Western Living Magazine
“Southwestern Modern” Brings Subtle Desert Style Home
This Stunning Whistler Home Embraces Nature at Every Turn
Home Tour: Inside a Beachy and Beautiful Eagle Island Getaway
Recipe: Tomato Bruschetta alla Pepino’s
Recipe: Make Your Own Cheddar Jalapeno Chicken Sausages This Summer
5 BC Wines Under $25 That Will Win Your Next BBQ
Where to Eat, Stay and Play in Canmore
The Perfect Southern Alberta Getaway (If You’re Obsessed With Yellowstone)
Visiting San Juan Island? Consider a Yurt
‘West Coast North’ is a Love Letter to Western Canadian Architecture and Interiors
Design Obsession: This Roll-Up Drying Rack Is Maybe My Favourite Thing in the Kitchen
10 of the Hottest Homewares for Summer 2022
Announcing the 2022 Designers of the Year Finalists
You’re Invited to the Design Party of the Year!
DotY 2022: Our Judges for the Maker Category Can’t Wait to See What You’ve Got
Our judges agreed that the small batch of home designs we received from Calgary-based Ryan Scarff showed an immense amount of promise. “He’s embracing the outside as a room,” noticed judge Jeremy Sturgess. “It’s early on in his career, but this is encouraging.” His work is elegant and clearly conceived, and we loved his plans for harmonious modernist homes. And, as judge Neil Minuk said, we’re confident we’ll be hearing more from him. “The number of projects awaiting completion and the variation of those projects,” said Minuk, “is quite amazing.”
It’s been just four years since Ines Hanl launched her Victoria-based design business, The Sky Is the Limit, yet her work shows a maturity that belies the youth of her practice. From a jewel-toned traditional downtown home to a cool concrete-and-wood waterfront retreat, Hanl’s designs demonstrate just how broad a range of styles she can successfully execute—consistent only in what judge Kelly Deck calls an “adventurous use of materials and colour, resulting in a playful series of interiors.”
Vancouver native Christian Woo’s elegant new line of furniture, Covert, has that deceptively clean aesthetic that belies a rigorous attention to detail—so coveted by local designers. Woo launched his line at the International Contemporary Furniture Fair in New York in 2010. “To achieve simplicity, as Christian has,” notes Martha Sturdy, “requires perfect design. You cannot hide mistakes.”

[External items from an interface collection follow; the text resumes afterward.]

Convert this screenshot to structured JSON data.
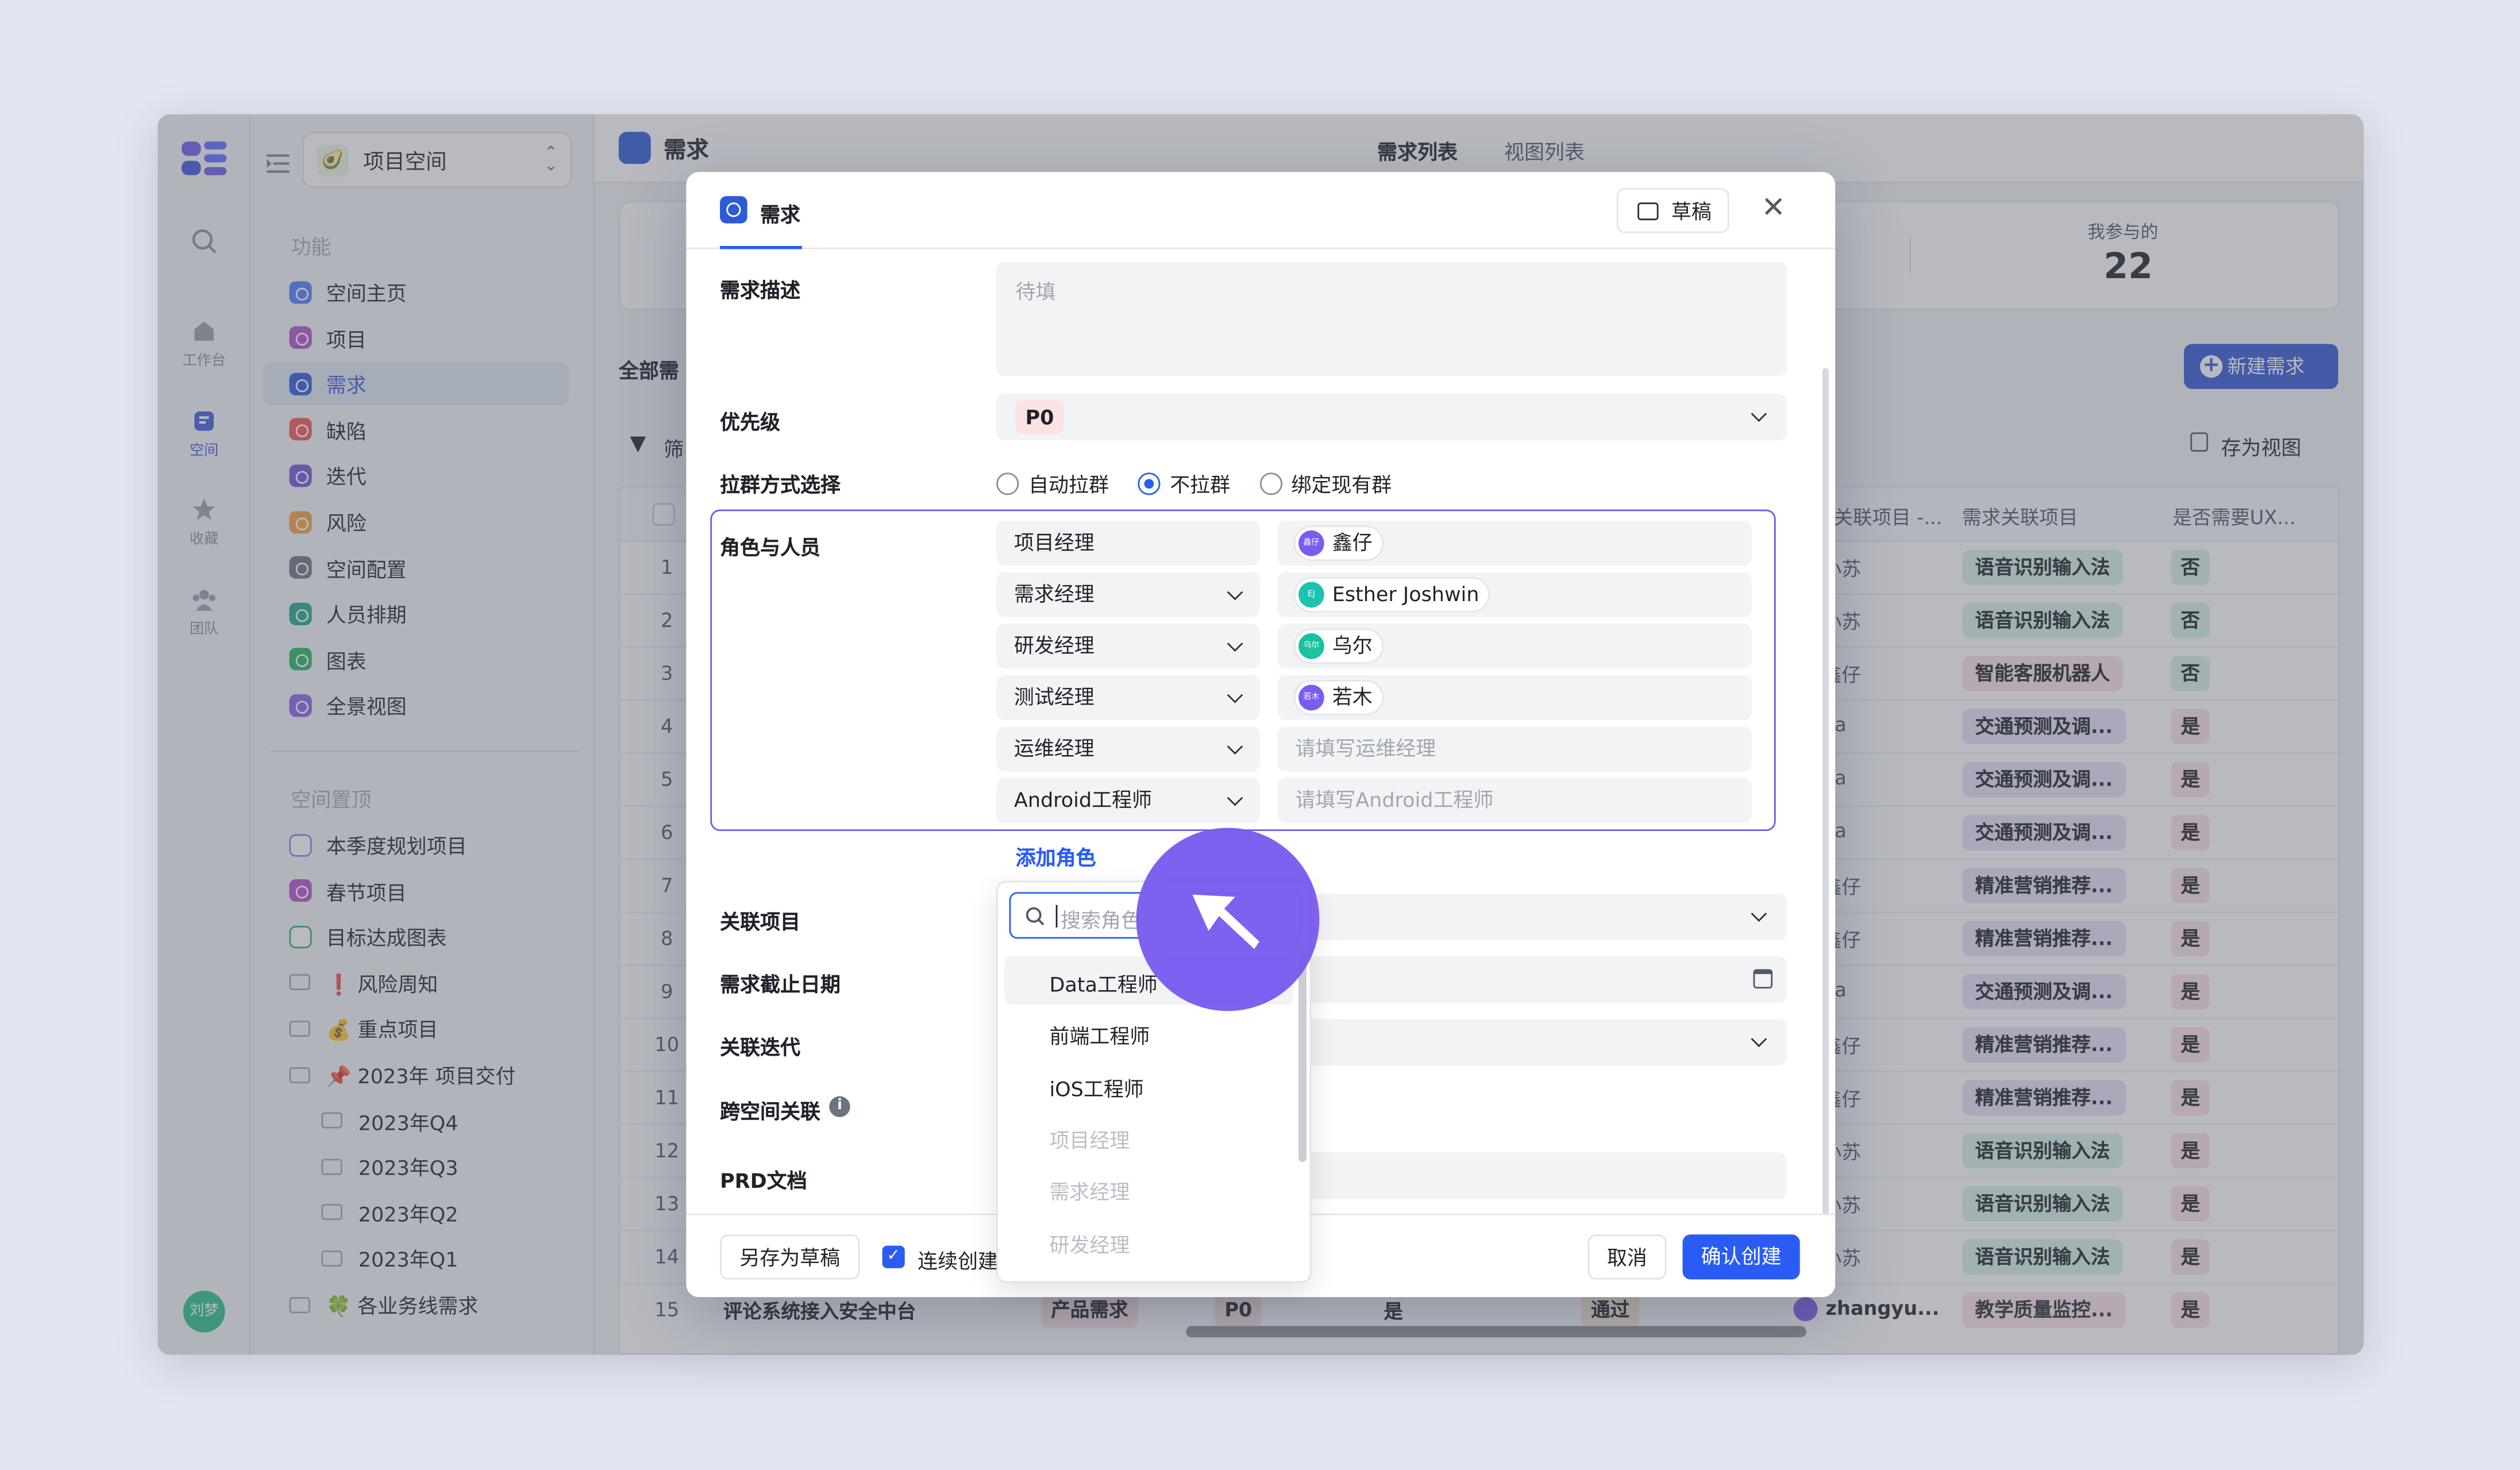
{
  "rail": {
    "items": [
      {
        "label": "工作台",
        "icon": "home-icon"
      },
      {
        "label": "空间",
        "icon": "space-icon"
      },
      {
        "label": "收藏",
        "icon": "star-icon"
      },
      {
        "label": "团队",
        "icon": "team-icon"
      }
    ],
    "avatar": "刘梦"
  },
  "sidebar": {
    "space_name": "项目空间",
    "functions_title": "功能",
    "functions": [
      {
        "label": "空间主页",
        "color": "#4F7CF7"
      },
      {
        "label": "项目",
        "color": "#B34FCB"
      },
      {
        "label": "需求",
        "color": "#2D5BD7",
        "active": true
      },
      {
        "label": "缺陷",
        "color": "#F2554F"
      },
      {
        "label": "迭代",
        "color": "#6E57D9"
      },
      {
        "label": "风险",
        "color": "#F5A03C"
      },
      {
        "label": "空间配置",
        "color": "#6B7280"
      },
      {
        "label": "人员排期",
        "color": "#1DA88C"
      },
      {
        "label": "图表",
        "color": "#27B35E"
      },
      {
        "label": "全景视图",
        "color": "#8A62E8"
      }
    ],
    "pinned_title": "空间置顶",
    "pinned": [
      {
        "label": "本季度规划项目",
        "kind": "list"
      },
      {
        "label": "春节项目",
        "kind": "project"
      },
      {
        "label": "目标达成图表",
        "kind": "chart"
      },
      {
        "label": "❗ 风险周知",
        "kind": "folder"
      },
      {
        "label": "💰 重点项目",
        "kind": "folder"
      },
      {
        "label": "📌 2023年 项目交付",
        "kind": "folder"
      },
      {
        "label": "2023年Q4",
        "kind": "subfolder"
      },
      {
        "label": "2023年Q3",
        "kind": "subfolder"
      },
      {
        "label": "2023年Q2",
        "kind": "subfolder"
      },
      {
        "label": "2023年Q1",
        "kind": "subfolder"
      },
      {
        "label": "🍀 各业务线需求",
        "kind": "folder"
      }
    ]
  },
  "page": {
    "title": "需求",
    "tabs": [
      "需求列表",
      "视图列表"
    ],
    "stat_label": "我参与的",
    "stat_value": "22",
    "all_tab": "全部需",
    "new_button": "新建需求",
    "filter_label": "筛",
    "save_view": "存为视图",
    "columns": [
      "关联项目 -...",
      "需求关联项目",
      "是否需要UX..."
    ]
  },
  "table_rows": [
    {
      "num": "1",
      "owner": "小苏",
      "project": "语音识别输入法",
      "pcolor": "green",
      "ux": "否"
    },
    {
      "num": "2",
      "owner": "小苏",
      "project": "语音识别输入法",
      "pcolor": "green",
      "ux": "否"
    },
    {
      "num": "3",
      "owner": "鑫仔",
      "project": "智能客服机器人",
      "pcolor": "pink",
      "ux": "否"
    },
    {
      "num": "4",
      "owner": "ha",
      "project": "交通预测及调...",
      "pcolor": "purple",
      "ux": "是"
    },
    {
      "num": "5",
      "owner": "ha",
      "project": "交通预测及调...",
      "pcolor": "purple",
      "ux": "是"
    },
    {
      "num": "6",
      "owner": "ha",
      "project": "交通预测及调...",
      "pcolor": "purple",
      "ux": "是"
    },
    {
      "num": "7",
      "owner": "鑫仔",
      "project": "精准营销推荐...",
      "pcolor": "purple",
      "ux": "是"
    },
    {
      "num": "8",
      "owner": "鑫仔",
      "project": "精准营销推荐...",
      "pcolor": "purple",
      "ux": "是"
    },
    {
      "num": "9",
      "owner": "ha",
      "project": "交通预测及调...",
      "pcolor": "purple",
      "ux": "是"
    },
    {
      "num": "10",
      "owner": "鑫仔",
      "project": "精准营销推荐...",
      "pcolor": "purple",
      "ux": "是"
    },
    {
      "num": "11",
      "owner": "鑫仔",
      "project": "精准营销推荐...",
      "pcolor": "purple",
      "ux": "是"
    },
    {
      "num": "12",
      "owner": "小苏",
      "project": "语音识别输入法",
      "pcolor": "green",
      "ux": "是"
    },
    {
      "num": "13",
      "owner": "小苏",
      "project": "语音识别输入法",
      "pcolor": "green",
      "ux": "是"
    },
    {
      "num": "14",
      "owner": "小苏",
      "project": "语音识别输入法",
      "pcolor": "green",
      "ux": "是"
    }
  ],
  "last_row": {
    "num": "15",
    "title": "评论系统接入安全中台",
    "type": "产品需求",
    "priority": "P0",
    "flag": "是",
    "status": "通过",
    "owner": "zhangyu...",
    "project": "教学质量监控...",
    "ux": "是"
  },
  "modal": {
    "tab_title": "需求",
    "draft_button": "草稿",
    "desc_label": "需求描述",
    "desc_placeholder": "待填",
    "priority_label": "优先级",
    "priority_value": "P0",
    "group_label": "拉群方式选择",
    "group_options": [
      "自动拉群",
      "不拉群",
      "绑定现有群"
    ],
    "group_selected": "不拉群",
    "roles_label": "角色与人员",
    "roles": [
      {
        "role": "项目经理",
        "person": "鑫仔",
        "avatar_text": "鑫仔",
        "avatar_color": "#7B5CF0",
        "has_dropdown": false
      },
      {
        "role": "需求经理",
        "person": "Esther Joshwin",
        "avatar_text": "EJ",
        "avatar_color": "#1EC3B0",
        "has_dropdown": true
      },
      {
        "role": "研发经理",
        "person": "乌尔",
        "avatar_text": "乌尔",
        "avatar_color": "#19C2A0",
        "has_dropdown": true
      },
      {
        "role": "测试经理",
        "person": "若木",
        "avatar_text": "若木",
        "avatar_color": "#7B5CF0",
        "has_dropdown": true
      },
      {
        "role": "运维经理",
        "person": "",
        "placeholder": "请填写运维经理",
        "has_dropdown": true
      },
      {
        "role": "Android工程师",
        "person": "",
        "placeholder": "请填写Android工程师",
        "has_dropdown": true
      }
    ],
    "add_role": "添加角色",
    "related_project_label": "关联项目",
    "deadline_label": "需求截止日期",
    "iteration_label": "关联迭代",
    "cross_space_label": "跨空间关联",
    "prd_label": "PRD文档",
    "save_draft": "另存为草稿",
    "continuous_label": "连续创建",
    "cancel": "取消",
    "confirm": "确认创建"
  },
  "role_dropdown": {
    "search_placeholder": "搜索角色",
    "options": [
      {
        "label": "Data工程师",
        "disabled": false
      },
      {
        "label": "前端工程师",
        "disabled": false
      },
      {
        "label": "iOS工程师",
        "disabled": false
      },
      {
        "label": "项目经理",
        "disabled": true
      },
      {
        "label": "需求经理",
        "disabled": true
      },
      {
        "label": "研发经理",
        "disabled": true
      }
    ]
  },
  "colors": {
    "accent": "#2A5CF5",
    "role_border": "#6A5AF0",
    "cursor": "#7B5CF0",
    "nav_button": "#3556D4"
  }
}
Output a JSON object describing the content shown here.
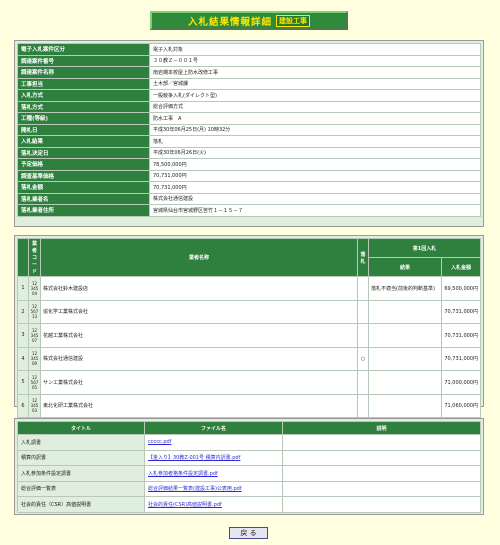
{
  "title": {
    "main": "入札結果情報詳細",
    "sub": "建設工事"
  },
  "info": [
    {
      "label": "電子入札案件区分",
      "value": "電子入札対象"
    },
    {
      "label": "調達案件番号",
      "value": "３０教Ｚ－００１号"
    },
    {
      "label": "調達案件名称",
      "value": "南岩槻本校屋上防水改修工事"
    },
    {
      "label": "工事担当",
      "value": "土木部／宮城課"
    },
    {
      "label": "入札方式",
      "value": "一般競争入札(ダイレクト型)"
    },
    {
      "label": "落札方式",
      "value": "総合評価方式"
    },
    {
      "label": "工種(等級)",
      "value": "防水工事　A"
    },
    {
      "label": "開札日",
      "value": "平成30年06月25日(月) 10時32分"
    },
    {
      "label": "入札結果",
      "value": "落札"
    },
    {
      "label": "落札決定日",
      "value": "平成30年06月26日(火)"
    },
    {
      "label": "予定価格",
      "value": "78,500,000円"
    },
    {
      "label": "調査基準価格",
      "value": "70,731,000円"
    },
    {
      "label": "落札金額",
      "value": "70,731,000円"
    },
    {
      "label": "落札業者名",
      "value": "株式会社通信建設"
    },
    {
      "label": "落札業者住所",
      "value": "宮城県仙台市宮城野区苦竹１－１５－７"
    }
  ],
  "bids": {
    "headers": {
      "no": "業者コード",
      "name": "業者名称",
      "mark": "落札",
      "group": "第1回入札",
      "result": "結果",
      "amount": "入札金額"
    },
    "rows": [
      {
        "no": "1",
        "code": [
          "12",
          "345",
          "04"
        ],
        "name": "株式会社鈴木建設店",
        "mark": "",
        "result": "落札不適当(前後的判断基準)",
        "amount": "69,500,000円"
      },
      {
        "no": "2",
        "code": [
          "12",
          "567",
          "13"
        ],
        "name": "協化学工業株式会社",
        "mark": "",
        "result": "",
        "amount": "70,731,000円"
      },
      {
        "no": "3",
        "code": [
          "12",
          "345",
          "07"
        ],
        "name": "花越工業株式会社",
        "mark": "",
        "result": "",
        "amount": "70,731,000円"
      },
      {
        "no": "4",
        "code": [
          "12",
          "345",
          "09"
        ],
        "name": "株式会社通信建設",
        "mark": "○",
        "result": "",
        "amount": "70,731,000円"
      },
      {
        "no": "5",
        "code": [
          "12",
          "567",
          "05"
        ],
        "name": "サンエ業株式会社",
        "mark": "",
        "result": "",
        "amount": "71,000,000円"
      },
      {
        "no": "6",
        "code": [
          "12",
          "345",
          "03"
        ],
        "name": "東北化研工業株式会社",
        "mark": "",
        "result": "",
        "amount": "71,060,000円"
      }
    ]
  },
  "documents": {
    "headers": {
      "title": "タイトル",
      "file": "ファイル名",
      "note": "説明"
    },
    "rows": [
      {
        "title": "入札調書",
        "file": "ccccc.pdf",
        "note": ""
      },
      {
        "title": "積算内訳書",
        "file": "【金入り】30教Z-001号 積算内訳書.pdf",
        "note": ""
      },
      {
        "title": "入札参加条件設定調書",
        "file": "入札参加者格条件設定調書.pdf",
        "note": ""
      },
      {
        "title": "総合評価一覧表",
        "file": "総合評価結果一覧表(建設工事)公表用.pdf",
        "note": ""
      },
      {
        "title": "社会的責任（CSR）高値説明書",
        "file": "社会的責任(CSR)高値説明書.pdf",
        "note": ""
      }
    ]
  },
  "back_label": "戻 る"
}
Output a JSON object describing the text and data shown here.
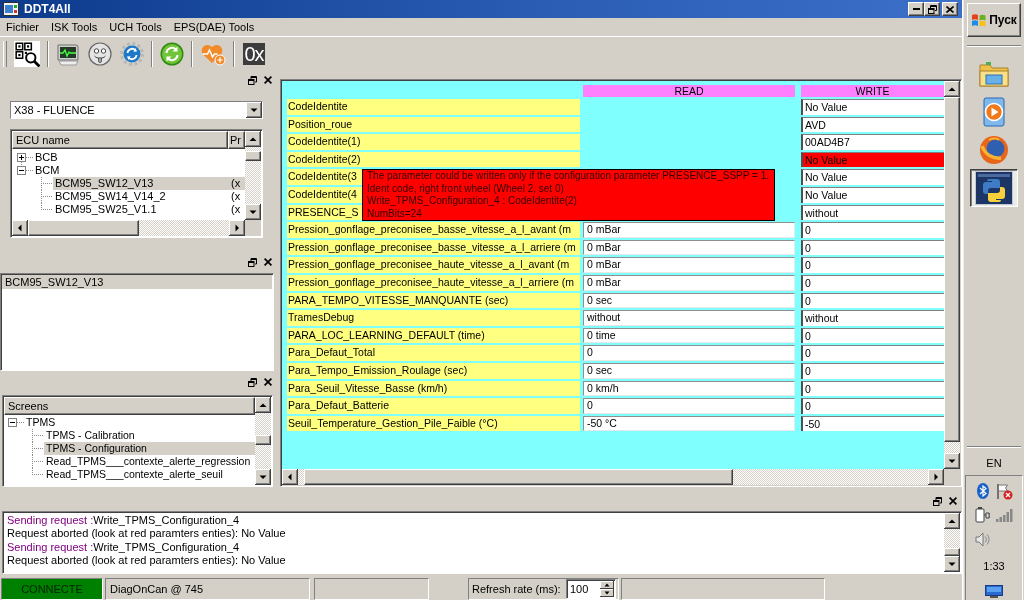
{
  "window": {
    "title": "DDT4All"
  },
  "menu": [
    "Fichier",
    "ISK Tools",
    "UCH Tools",
    "EPS(DAE) Tools"
  ],
  "toolbar": {
    "hex_button": "0x"
  },
  "ecu_panel": {
    "vehicle": "X38 - FLUENCE",
    "columns": [
      "ECU name",
      "Pr"
    ],
    "tree": [
      {
        "label": "BCB",
        "expanded": false,
        "selected": false
      },
      {
        "label": "BCM",
        "expanded": true,
        "selected": false,
        "children": [
          {
            "label": "BCM95_SW12_V13",
            "column_2": "(x",
            "selected": true
          },
          {
            "label": "BCM95_SW14_V14_2",
            "column_2": "(x",
            "selected": false
          },
          {
            "label": "BCM95_SW25_V1.1",
            "column_2": "(x",
            "selected": false
          }
        ]
      }
    ]
  },
  "ecu_list": [
    {
      "label": "BCM95_SW12_V13",
      "selected": true
    }
  ],
  "screens_panel": {
    "column": "Screens",
    "tree": [
      {
        "label": "TPMS",
        "expanded": true,
        "selected": false,
        "children": [
          {
            "label": "TPMS - Calibration",
            "selected": false
          },
          {
            "label": "TPMS - Configuration",
            "selected": true
          },
          {
            "label": "Read_TPMS___contexte_alerte_regression",
            "selected": false
          },
          {
            "label": "Read_TPMS___contexte_alerte_seuil",
            "selected": false
          }
        ]
      }
    ]
  },
  "parameters": {
    "columns": [
      "READ",
      "WRITE"
    ],
    "rows": [
      {
        "label": "CodeIdentite",
        "write": "No Value",
        "error": false
      },
      {
        "label": "Position_roue",
        "write": "AVD",
        "error": false
      },
      {
        "label": "CodeIdentite(1)",
        "write": "00AD4B7",
        "error": false
      },
      {
        "label": "CodeIdentite(2)",
        "write": "No Value",
        "error": true
      },
      {
        "label": "CodeIdentite(3",
        "write": "No Value",
        "error": false
      },
      {
        "label": "CodeIdentite(4",
        "write": "No Value",
        "error": false
      },
      {
        "label": "PRESENCE_S",
        "write": "without",
        "error": false
      },
      {
        "label": "Pression_gonflage_preconisee_basse_vitesse_a_l_avant (m",
        "read": "0 mBar",
        "write": "0",
        "error": false
      },
      {
        "label": "Pression_gonflage_preconisee_basse_vitesse_a_l_arriere (m",
        "read": "0 mBar",
        "write": "0",
        "error": false
      },
      {
        "label": "Pression_gonflage_preconisee_haute_vitesse_a_l_avant (m",
        "read": "0 mBar",
        "write": "0",
        "error": false
      },
      {
        "label": "Pression_gonflage_preconisee_haute_vitesse_a_l_arriere (m",
        "read": "0 mBar",
        "write": "0",
        "error": false
      },
      {
        "label": "PARA_TEMPO_VITESSE_MANQUANTE (sec)",
        "read": "0 sec",
        "write": "0",
        "error": false
      },
      {
        "label": "TramesDebug",
        "read": "without",
        "write": "without",
        "error": false
      },
      {
        "label": "PARA_LOC_LEARNING_DEFAULT (time)",
        "read": "0 time",
        "write": "0",
        "error": false
      },
      {
        "label": "Para_Defaut_Total",
        "read": "0",
        "write": "0",
        "error": false
      },
      {
        "label": "Para_Tempo_Emission_Roulage (sec)",
        "read": "0 sec",
        "write": "0",
        "error": false
      },
      {
        "label": "Para_Seuil_Vitesse_Basse (km/h)",
        "read": "0 km/h",
        "write": "0",
        "error": false
      },
      {
        "label": "Para_Defaut_Batterie",
        "read": "0",
        "write": "0",
        "error": false
      },
      {
        "label": "Seuil_Temperature_Gestion_Pile_Faible (°C)",
        "read": "-50 °C",
        "write": "-50",
        "error": false
      }
    ],
    "tooltip": [
      "The parameter could be written only if the configuration parameter PRESENCE_SSPP = 1.",
      "Ident code, right front wheel (Wheel 2, set 0)",
      "Write_TPMS_Configuration_4 : CodeIdentite(2)",
      "NumBits=24"
    ]
  },
  "log": [
    {
      "kind": "request",
      "prefix": "Sending request :",
      "text": "Write_TPMS_Configuration_4"
    },
    {
      "kind": "message",
      "text": "Request aborted (look at red paramters enties): No Value"
    },
    {
      "kind": "request",
      "prefix": "Sending request :",
      "text": "Write_TPMS_Configuration_4"
    },
    {
      "kind": "message",
      "text": "Request aborted (look at red paramters enties): No Value"
    }
  ],
  "status_bar": {
    "connection": "CONNECTE",
    "connected": true,
    "protocol": "DiagOnCan @ 745",
    "refresh_label": "Refresh rate (ms):",
    "refresh_value": "100"
  },
  "taskbar": {
    "start": "Пуск",
    "apps": [
      {
        "kind": "folder",
        "selected": false
      },
      {
        "kind": "player",
        "selected": false
      },
      {
        "kind": "browser",
        "selected": false
      },
      {
        "kind": "editor",
        "selected": true
      }
    ],
    "language": "EN",
    "clock": "1:33"
  }
}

Nathan Lee and Trevor Coghill take a magpie approach to industrial design, incorporating reclaimed materials into products as diverse as iPod cases moulded from old cassettes and maps refashioned as hanging mobiles. Their latest project: a think piece called Home Phone, which retools the payphone cabinet as a micro-shelter for the homeless, folding the marginal—at least theoretically—back into larger society.
Ontario-born, Vancouver-based jewellery designer Justine Brooks uses flora and fauna as the base for her organic, arresting pieces. Twigs, pine cones, barnacle-laden mussel shells and anchovy fish are cast in silver and gold, giving them a gothic quality. Brooks was praised by judge Catherine Regehr for using West Coast natural elements in her work. “I love this idea!” she said.
Along with Mat Turner of Lanefab Design/Build, Bryn Davidson created Vancouver’s first laneway house—a compact, smartly designed 710-square-foot residence that’s built with sustainability at the forefront. It represents the kind of thinking that led judge Thomas Mueller to comment, “I expect we’ll hear a lot more from Davidson in the future.”